Cons you might think about are the cost of treatments vs. the cost of insurance. Some insurance policies have maximum benefit amounts so you need to consider that when choosing. It is a con when faced with choosing a vet that you are unsure of. Some policies will not let you use your own doctor. Also consider the fact that some policies require pre-authorization before treatment – which can mean the life of your pet in an emergency. Be leery of the policies that require a physical and do not allow pre-existing conditions such as flea problems, past injuries, chronic ailments and oral hygiene. A select few companies will not cover older pets. Read all the fine print before choosing your policy. Most pet insurance companies require out-of-pocket and deductibles. Make sure there are no penalties for cancelling a policy at any time.
Having a pet insurance policy for your animal can give you peace of mind. If you can afford a policy for the health of your animal, it is a good choice and safety net in the event of an emergency.
If your dog has a chewing problem, it is important to get to the root of the problem. If there are certain things the dog favors, try spraying those items or areas with bitter apply, Tabasco sauce or cayenne pepper. However, training your dog to stop this behavior and chew the appropriate items is a better, more effective alternative. When you catch the dog chewing, say a firm “No” and replace the inappropriate item with a chew bone or toy. Praise your dog when he chews the toy.
Never give your dog old shoes, slippers or anything you don’t want chewed. A dog has no way to know the difference between a good item and the one you gave him. Maybe your dog needs items with your scent on them – put chew toys in the laundry hamper for a day or two before giving it to your dog. Provide puzzle toys to chew on with special treats inside. If your dog is kept busy with appropriate chew items, it will be too tired to stray. Always remember a lot of praise when the dog chews the correct items. When home with your dog, be sure to provide ample exercise, play and quality time with you.
Researchers are not completely sure why your dog eats grass although it should not be a concern since it is normal behavior. Dogs are ancestors of wild dogs, wolves and foxes that eat both meat and plants, including berries. It is believed that dogs eat the grass to soothe stomach distress by vomiting. Some Vets believe that dogs eat grass because they like it. Others believe it is because the dog’s diet is lacking in specific nutrients.
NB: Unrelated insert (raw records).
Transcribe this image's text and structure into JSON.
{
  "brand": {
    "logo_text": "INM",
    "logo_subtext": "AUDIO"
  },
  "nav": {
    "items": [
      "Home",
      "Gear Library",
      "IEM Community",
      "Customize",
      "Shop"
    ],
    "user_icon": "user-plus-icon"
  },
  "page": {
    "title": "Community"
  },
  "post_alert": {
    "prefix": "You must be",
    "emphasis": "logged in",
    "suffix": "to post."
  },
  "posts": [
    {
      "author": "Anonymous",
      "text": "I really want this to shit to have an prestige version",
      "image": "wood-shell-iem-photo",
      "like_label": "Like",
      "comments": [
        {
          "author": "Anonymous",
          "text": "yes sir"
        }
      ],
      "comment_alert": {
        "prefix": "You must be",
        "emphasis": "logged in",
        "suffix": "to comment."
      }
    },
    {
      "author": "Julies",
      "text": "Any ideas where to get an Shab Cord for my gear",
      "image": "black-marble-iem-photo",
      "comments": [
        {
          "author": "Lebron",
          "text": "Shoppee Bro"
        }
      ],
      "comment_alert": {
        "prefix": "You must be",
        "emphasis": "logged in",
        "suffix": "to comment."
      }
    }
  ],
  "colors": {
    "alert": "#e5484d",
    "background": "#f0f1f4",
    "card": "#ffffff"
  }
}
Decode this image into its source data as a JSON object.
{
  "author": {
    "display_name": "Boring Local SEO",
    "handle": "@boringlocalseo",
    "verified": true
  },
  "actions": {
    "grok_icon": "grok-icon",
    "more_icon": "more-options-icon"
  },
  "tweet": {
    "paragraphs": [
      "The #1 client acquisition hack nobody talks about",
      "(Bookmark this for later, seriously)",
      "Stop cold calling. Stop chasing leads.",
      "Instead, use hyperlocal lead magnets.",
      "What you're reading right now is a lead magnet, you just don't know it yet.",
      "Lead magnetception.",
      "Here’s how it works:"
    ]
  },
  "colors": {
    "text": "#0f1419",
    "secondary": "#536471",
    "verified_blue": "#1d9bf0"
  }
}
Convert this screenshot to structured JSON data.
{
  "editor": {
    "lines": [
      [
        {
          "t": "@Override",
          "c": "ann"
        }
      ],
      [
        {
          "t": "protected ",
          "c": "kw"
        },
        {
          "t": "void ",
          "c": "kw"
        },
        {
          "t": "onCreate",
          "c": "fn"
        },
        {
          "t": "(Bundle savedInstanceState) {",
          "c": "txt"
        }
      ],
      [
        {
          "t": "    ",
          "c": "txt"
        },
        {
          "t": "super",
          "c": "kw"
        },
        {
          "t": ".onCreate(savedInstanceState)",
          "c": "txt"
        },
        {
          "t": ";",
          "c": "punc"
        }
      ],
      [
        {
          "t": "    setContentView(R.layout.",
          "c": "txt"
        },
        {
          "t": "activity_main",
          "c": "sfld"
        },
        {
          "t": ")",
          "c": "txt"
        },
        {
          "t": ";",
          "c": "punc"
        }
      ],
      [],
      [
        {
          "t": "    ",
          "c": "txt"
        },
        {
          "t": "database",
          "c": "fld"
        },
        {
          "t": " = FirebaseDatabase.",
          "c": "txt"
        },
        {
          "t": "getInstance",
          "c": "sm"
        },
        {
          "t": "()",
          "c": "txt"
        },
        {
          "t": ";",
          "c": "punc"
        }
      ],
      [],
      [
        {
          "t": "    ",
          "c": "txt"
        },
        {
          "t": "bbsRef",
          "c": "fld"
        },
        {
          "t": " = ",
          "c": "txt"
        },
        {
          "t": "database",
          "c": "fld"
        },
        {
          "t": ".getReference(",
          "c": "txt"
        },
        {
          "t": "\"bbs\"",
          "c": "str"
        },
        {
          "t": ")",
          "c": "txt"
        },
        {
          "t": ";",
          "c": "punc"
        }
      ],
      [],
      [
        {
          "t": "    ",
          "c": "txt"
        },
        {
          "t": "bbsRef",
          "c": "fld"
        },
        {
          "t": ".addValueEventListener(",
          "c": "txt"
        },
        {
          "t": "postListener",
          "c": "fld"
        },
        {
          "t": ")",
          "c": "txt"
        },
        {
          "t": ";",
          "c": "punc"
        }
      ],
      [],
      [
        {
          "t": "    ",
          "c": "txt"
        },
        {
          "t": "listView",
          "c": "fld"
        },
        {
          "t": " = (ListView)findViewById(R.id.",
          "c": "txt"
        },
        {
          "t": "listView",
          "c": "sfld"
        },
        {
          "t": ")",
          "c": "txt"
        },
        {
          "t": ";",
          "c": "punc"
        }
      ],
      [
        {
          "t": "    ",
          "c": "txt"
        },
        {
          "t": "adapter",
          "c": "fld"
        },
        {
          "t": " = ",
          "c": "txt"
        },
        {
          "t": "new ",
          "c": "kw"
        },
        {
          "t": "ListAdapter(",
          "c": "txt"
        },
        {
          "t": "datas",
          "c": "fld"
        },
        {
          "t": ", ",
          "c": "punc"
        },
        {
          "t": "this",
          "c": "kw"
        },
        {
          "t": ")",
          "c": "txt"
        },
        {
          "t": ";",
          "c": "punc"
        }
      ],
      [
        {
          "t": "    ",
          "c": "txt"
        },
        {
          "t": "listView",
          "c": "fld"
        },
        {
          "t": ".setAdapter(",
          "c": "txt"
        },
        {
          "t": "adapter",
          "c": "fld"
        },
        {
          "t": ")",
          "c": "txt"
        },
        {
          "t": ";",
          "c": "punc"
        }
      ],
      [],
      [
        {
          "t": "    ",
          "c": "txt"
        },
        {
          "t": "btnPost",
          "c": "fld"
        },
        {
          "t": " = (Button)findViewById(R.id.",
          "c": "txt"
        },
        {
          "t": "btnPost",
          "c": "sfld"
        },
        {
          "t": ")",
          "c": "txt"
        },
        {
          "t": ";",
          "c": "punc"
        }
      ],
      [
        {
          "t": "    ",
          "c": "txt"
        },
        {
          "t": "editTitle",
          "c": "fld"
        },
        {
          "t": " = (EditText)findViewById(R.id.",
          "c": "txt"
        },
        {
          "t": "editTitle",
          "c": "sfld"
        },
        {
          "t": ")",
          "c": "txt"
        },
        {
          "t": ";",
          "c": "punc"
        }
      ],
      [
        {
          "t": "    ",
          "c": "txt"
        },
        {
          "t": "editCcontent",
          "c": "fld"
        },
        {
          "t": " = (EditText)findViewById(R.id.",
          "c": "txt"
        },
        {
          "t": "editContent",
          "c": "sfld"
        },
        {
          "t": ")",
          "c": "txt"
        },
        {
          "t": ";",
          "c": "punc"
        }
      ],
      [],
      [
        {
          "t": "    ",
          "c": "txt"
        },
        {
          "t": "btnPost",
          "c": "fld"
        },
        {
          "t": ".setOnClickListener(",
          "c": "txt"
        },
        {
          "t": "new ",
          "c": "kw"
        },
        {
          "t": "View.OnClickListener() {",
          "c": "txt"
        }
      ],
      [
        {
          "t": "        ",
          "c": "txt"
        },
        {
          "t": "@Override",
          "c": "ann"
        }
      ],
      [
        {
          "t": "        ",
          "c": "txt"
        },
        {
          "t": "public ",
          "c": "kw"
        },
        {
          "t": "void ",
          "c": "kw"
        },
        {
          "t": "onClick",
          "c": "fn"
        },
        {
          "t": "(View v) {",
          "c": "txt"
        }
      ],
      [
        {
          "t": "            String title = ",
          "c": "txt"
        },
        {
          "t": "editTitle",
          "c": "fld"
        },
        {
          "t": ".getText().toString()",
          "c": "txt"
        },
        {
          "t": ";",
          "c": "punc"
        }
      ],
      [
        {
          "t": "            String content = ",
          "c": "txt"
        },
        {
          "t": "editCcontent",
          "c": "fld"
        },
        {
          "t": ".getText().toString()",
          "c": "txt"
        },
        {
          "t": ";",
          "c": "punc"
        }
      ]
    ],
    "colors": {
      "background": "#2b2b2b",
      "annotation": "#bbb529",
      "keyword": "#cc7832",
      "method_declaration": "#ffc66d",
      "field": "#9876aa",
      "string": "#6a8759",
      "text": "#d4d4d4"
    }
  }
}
As long as the grass is safe and not recently treated with fertilizers or other chemicals, feel free to let your pup nibble on grass occasionally.
If you need a little more of an explanation watch the the video on why does my dog eat grass?